- Allergic contact dermatitis; It is a late-type hypersensitivity reaction that occurs within 48-96 hours of contact of previously sensitized skin with the allergen. Allergic contact dermatitis is more common in some parts of the body. Areas such as the neck, the inside of the wrist, the outer surface of the hands, and the armpits are some of the areas where allergic contact dermatitis is common. Dermatitis findings such as redness and itching following the use of wrist watch straps and hand-wrist jewelry are examples of allergic contact dermatitis.
What is Anaphylaxis?
Allergic Symptoms can be mild, moderate or severe. Anaphylaxis is a serious allergic reaction that develops rapidly and can cause death.
Its symptoms are seen throughout the body.
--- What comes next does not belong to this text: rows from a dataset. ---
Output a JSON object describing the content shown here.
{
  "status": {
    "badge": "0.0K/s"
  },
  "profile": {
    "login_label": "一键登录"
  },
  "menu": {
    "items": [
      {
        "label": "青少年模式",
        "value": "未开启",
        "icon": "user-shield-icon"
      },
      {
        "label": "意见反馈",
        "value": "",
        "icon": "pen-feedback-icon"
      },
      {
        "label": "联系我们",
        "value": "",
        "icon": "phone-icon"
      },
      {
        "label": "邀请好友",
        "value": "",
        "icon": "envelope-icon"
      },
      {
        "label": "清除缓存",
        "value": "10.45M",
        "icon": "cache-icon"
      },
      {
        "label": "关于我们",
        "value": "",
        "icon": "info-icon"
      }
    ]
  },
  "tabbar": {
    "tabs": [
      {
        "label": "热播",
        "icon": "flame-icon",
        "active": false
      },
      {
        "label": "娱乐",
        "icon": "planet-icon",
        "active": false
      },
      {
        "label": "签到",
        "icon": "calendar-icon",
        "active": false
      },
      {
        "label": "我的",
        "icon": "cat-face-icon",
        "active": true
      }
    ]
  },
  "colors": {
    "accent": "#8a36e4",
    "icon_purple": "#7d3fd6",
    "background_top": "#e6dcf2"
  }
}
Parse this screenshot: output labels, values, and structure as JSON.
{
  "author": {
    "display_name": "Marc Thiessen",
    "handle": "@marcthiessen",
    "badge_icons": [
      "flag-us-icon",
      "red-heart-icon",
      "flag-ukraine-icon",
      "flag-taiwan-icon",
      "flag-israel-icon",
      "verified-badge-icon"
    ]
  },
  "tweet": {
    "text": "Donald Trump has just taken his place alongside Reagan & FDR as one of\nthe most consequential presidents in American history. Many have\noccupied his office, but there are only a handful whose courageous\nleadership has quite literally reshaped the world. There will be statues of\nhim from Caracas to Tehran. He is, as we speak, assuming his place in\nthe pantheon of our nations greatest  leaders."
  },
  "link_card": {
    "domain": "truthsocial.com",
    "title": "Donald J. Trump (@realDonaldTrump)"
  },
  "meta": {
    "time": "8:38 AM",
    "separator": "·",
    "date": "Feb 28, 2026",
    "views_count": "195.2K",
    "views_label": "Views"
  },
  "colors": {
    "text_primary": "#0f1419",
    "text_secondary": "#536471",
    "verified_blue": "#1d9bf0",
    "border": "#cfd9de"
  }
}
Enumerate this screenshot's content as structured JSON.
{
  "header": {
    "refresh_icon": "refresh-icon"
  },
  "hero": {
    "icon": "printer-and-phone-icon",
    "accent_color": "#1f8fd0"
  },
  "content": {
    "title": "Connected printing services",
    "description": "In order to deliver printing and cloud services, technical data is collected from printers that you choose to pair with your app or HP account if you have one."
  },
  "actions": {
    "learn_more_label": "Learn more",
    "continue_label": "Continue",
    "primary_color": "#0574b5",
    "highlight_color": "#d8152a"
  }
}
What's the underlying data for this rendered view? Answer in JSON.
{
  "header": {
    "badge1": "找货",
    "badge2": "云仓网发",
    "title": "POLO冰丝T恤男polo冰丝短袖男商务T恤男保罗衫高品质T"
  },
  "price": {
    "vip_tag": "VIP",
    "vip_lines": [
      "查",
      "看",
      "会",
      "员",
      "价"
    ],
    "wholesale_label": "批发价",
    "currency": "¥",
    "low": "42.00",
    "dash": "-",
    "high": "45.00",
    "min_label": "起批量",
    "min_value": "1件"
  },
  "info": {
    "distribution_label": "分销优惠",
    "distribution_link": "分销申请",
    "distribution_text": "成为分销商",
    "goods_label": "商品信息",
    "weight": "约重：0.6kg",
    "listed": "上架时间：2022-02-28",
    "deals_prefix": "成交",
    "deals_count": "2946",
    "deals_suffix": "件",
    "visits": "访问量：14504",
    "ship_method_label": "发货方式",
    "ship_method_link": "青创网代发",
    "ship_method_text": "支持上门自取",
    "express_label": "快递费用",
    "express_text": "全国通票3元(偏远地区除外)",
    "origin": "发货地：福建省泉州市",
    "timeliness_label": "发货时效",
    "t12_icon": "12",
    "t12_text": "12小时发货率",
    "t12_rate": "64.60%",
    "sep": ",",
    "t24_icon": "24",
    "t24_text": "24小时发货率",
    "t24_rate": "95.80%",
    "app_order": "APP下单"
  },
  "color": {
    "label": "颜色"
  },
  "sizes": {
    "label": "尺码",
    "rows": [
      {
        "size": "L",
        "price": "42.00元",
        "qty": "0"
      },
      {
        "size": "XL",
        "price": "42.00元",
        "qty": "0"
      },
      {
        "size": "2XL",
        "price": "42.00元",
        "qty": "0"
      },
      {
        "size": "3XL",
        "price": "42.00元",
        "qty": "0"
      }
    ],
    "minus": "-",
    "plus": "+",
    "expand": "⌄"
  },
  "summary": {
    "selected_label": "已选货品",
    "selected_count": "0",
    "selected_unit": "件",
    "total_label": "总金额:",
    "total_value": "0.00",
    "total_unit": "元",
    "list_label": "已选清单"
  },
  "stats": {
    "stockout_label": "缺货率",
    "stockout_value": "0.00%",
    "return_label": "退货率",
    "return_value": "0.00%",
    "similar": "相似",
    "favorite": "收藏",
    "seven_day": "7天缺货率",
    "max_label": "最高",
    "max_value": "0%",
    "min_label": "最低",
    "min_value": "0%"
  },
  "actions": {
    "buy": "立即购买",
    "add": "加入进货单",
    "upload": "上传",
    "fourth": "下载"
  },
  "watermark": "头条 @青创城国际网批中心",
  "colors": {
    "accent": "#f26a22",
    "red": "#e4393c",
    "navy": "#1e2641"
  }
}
These are:
- Difficulty in breathing,
- Feeling of being stuck in the throat,
- Redness all over the body,
- Swelling and itching,
- Tingling sensation in hands, feet, lips,
- Reduction in blood pressure.
What are Allergy Tests?
In order to prevent allergies, first of all, it is necessary to clarify the cause of the allergy and reduce exposure to this allergen. For example, if a person is allergic to house dust, precautions should be taken regarding house dust in the environments where he lives and works. Allergens can be detected by blood and skin allergy tests.
Allergy tests are generally performed in allergic rhinitis-conjunctivitis, atopic dermatitis, contact dermatitis, urticaria, asthma, insect stings, food and drug allergies.
Allergy tests are not tests that the patient can do alone. After the medical history and examination of the patient, it is decided and applied by physicians who are specialized in this field.
What are the Allergy Prevention and Treatment Options?
Staying away from the triggering allergen if it can be detected primarily in the management of allergic symptoms; In the second step, various systemic and topical drugs and immunotherapy are included. It is aimed to provide desensitization by giving increasing doses of allergens to which the patient is sensitive. Immunotherapy is a method that can be performed against a single antigen and takes quite a long time. Since more than one allergen plays a role in many allergic diseases, immunotherapy is not a method that can be used much today. However, it can be applied in cases such as bee venom allergy.